TASK DESCRIPTION: Could you write out the listing below exactly as it stands, leaving out the pictures?

ENTRIES SUPPLIED:
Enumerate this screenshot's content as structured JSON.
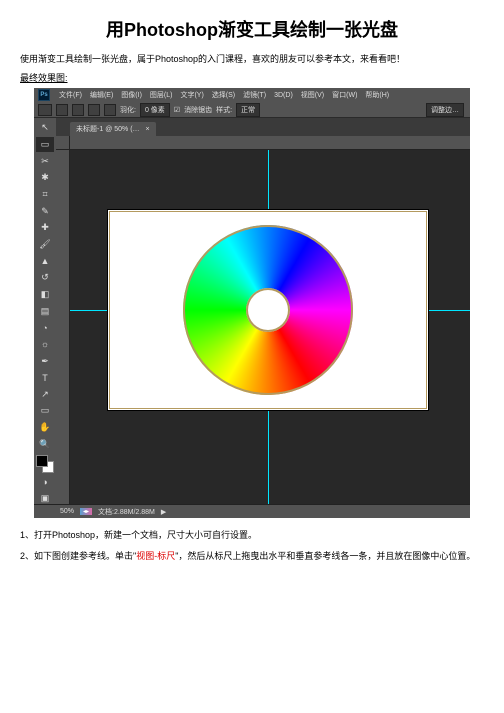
{
  "title": "用Photoshop渐变工具绘制一张光盘",
  "intro": "使用渐变工具绘制一张光盘，属于Photoshop的入门课程，喜欢的朋友可以参考本文，来看看吧！",
  "result_label": "最终效果图:",
  "menubar": {
    "logo": "Ps",
    "items": [
      "文件(F)",
      "编辑(E)",
      "图像(I)",
      "图层(L)",
      "文字(Y)",
      "选择(S)",
      "滤镜(T)",
      "3D(D)",
      "视图(V)",
      "窗口(W)",
      "帮助(H)"
    ]
  },
  "optbar": {
    "feather_label": "羽化:",
    "feather_value": "0 像素",
    "antialias": "消除锯齿",
    "style_label": "样式:",
    "style_value": "正常",
    "refine": "调整边…"
  },
  "tab": {
    "title": "未标题-1",
    "mode": "@ 50% (…"
  },
  "status": {
    "zoom": "50%",
    "doc": "文档:2.88M/2.88M"
  },
  "steps": {
    "s1_prefix": "1、打开Photoshop，新建一个文档，尺寸大小可自行设置。",
    "s2_a": "2、如下图创建参考线。单击\"",
    "s2_red": "视图-标尺",
    "s2_b": "\"，然后从标尺上拖曳出水平和垂直参考线各一条，并且放在图像中心位置。"
  }
}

WRITTEN REPLY:
Enumerate this screenshot's content as structured JSON.
{
  "title": "用Photoshop渐变工具绘制一张光盘",
  "intro": "使用渐变工具绘制一张光盘，属于Photoshop的入门课程，喜欢的朋友可以参考本文，来看看吧！",
  "result_label": "最终效果图:",
  "menubar": {
    "logo": "Ps",
    "items": [
      "文件(F)",
      "编辑(E)",
      "图像(I)",
      "图层(L)",
      "文字(Y)",
      "选择(S)",
      "滤镜(T)",
      "3D(D)",
      "视图(V)",
      "窗口(W)",
      "帮助(H)"
    ]
  },
  "optbar": {
    "feather_label": "羽化:",
    "feather_value": "0 像素",
    "antialias": "消除锯齿",
    "style_label": "样式:",
    "style_value": "正常",
    "refine": "调整边…"
  },
  "tab": {
    "title": "未标题-1",
    "mode": "@ 50% (…"
  },
  "status": {
    "zoom": "50%",
    "doc": "文档:2.88M/2.88M"
  },
  "steps": {
    "s1_prefix": "1、打开Photoshop，新建一个文档，尺寸大小可自行设置。",
    "s2_a": "2、如下图创建参考线。单击\"",
    "s2_red": "视图-标尺",
    "s2_b": "\"，然后从标尺上拖曳出水平和垂直参考线各一条，并且放在图像中心位置。"
  }
}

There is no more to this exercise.